Steadfast professional growth
After completing a two-year university degree in technology, specialising in mechanical engineering, Morgan enrolled at ENSTA Bretagne and worked in the Maintenance and Infrastructures Department at the Naval Group site of Brest as part of his work-study program. He joined the site of Brest in September 2019 as New Works Contract Manager for buildings and infrastructure following a six-week internship in Ireland at Open Hydro, a former Naval Group subsidiary. Six months later, he moved on from a fixed-term to a permanent contract. He then took up the position of Work Package Manager-Maintenance and Infrastructures in September 2021.
“Since September 2023, my work has involved preparing cost estimates for corrective works for the Frigates department. This assignment as Through-Life Support (TLS) Work Package Manager, more commercial than technical in nature, gives me the opportunity to get the feel of a panorama of fields.
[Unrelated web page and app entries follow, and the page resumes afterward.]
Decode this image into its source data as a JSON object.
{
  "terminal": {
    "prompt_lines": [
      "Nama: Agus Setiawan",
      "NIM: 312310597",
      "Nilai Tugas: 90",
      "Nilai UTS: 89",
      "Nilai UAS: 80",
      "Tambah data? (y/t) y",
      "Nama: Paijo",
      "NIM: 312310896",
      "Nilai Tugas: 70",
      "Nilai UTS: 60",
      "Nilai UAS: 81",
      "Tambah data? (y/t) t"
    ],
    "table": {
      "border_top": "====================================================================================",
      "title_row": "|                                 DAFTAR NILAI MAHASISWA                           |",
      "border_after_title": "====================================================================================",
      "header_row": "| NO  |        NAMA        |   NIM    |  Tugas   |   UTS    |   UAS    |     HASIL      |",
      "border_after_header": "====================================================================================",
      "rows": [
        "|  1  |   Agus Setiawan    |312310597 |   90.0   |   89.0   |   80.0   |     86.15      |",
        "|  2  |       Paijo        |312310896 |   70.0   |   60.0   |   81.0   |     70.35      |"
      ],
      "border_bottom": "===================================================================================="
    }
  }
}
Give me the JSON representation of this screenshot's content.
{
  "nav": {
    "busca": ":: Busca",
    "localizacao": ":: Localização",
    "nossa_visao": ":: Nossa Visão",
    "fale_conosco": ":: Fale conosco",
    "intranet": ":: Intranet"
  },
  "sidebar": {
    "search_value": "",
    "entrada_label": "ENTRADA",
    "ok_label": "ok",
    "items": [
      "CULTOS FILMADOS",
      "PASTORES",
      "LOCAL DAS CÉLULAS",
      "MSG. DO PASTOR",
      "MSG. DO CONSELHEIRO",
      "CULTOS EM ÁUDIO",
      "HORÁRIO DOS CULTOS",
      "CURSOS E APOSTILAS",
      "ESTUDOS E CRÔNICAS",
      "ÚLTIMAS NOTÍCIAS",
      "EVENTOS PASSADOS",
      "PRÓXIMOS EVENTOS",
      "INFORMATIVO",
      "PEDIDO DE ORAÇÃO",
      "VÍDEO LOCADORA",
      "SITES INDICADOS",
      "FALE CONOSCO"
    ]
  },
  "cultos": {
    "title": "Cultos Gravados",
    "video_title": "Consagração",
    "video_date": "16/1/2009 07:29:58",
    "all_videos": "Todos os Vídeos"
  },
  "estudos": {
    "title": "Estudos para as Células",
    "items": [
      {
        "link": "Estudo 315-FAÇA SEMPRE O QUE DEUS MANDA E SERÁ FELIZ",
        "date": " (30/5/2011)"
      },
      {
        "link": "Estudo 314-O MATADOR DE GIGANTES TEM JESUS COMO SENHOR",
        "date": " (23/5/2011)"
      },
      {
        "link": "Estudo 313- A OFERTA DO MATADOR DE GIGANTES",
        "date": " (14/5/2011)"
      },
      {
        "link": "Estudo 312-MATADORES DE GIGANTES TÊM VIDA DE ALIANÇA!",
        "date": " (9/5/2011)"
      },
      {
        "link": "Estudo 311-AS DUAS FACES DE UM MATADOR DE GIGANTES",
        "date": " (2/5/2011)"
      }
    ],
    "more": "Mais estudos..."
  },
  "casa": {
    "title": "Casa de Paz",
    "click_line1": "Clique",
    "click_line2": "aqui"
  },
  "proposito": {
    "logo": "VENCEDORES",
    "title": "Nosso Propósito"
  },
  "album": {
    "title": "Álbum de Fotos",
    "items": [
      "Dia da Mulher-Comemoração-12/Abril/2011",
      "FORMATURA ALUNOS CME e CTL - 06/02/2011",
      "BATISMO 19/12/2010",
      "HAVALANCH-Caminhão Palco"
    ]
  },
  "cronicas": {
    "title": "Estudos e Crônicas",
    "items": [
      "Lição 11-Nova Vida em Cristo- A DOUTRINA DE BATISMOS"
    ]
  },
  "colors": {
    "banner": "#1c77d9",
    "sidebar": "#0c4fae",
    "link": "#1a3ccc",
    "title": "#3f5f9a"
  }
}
It’s new and interesting!”, says Morgan.
Para swimming champion and referee
His accomplishments in the sporting field are equally remarkable. “I started swimming in my higher secondary school and rapidly joined the world of competitive parasports, making it to several French championship finals, in tandem with my studies. After a break due to back problems and the health crisis thereafter, I returned to the world of competitive parasports but as a referee this time around. I do however continue to swim to help with my back problems and going by my most recent sporting results, my performance remains highly respectable in spite of it all!” Morgan Léon won three medals in the World Dwarf Games, an international competition where he had already distinguished himself in 2017.
Committed to the inclusion of persons of short stature
The parasports club of Brest of which Morgan Léon is a member, does a lot of work to raise awareness on disabilities. When he learns of such an event being organised in his former secondary school, he decides to participate and continues to do so in the years to come. He is then invited to speak in another establishment to talk about his sporting career and his day-to-day life. He is also the administrator for the Association for persons of short stature that strives to get better recognition for people with this particularly conspicuous disability with representations that are rarely flattering. “We still have a long way to go”, confirms Morgan Léon. Talking about disabilities helps to change the way people see us and creates bonds with others. A short stature isn’t an obstacle to surpassing yourself. I’m a testament to this and am happy to work for a group that promotes diversity and favours inclusion. A strong resolve to progress in this regard is of primordial importance!”
*SEEPH: European week for the employment of people with disabilities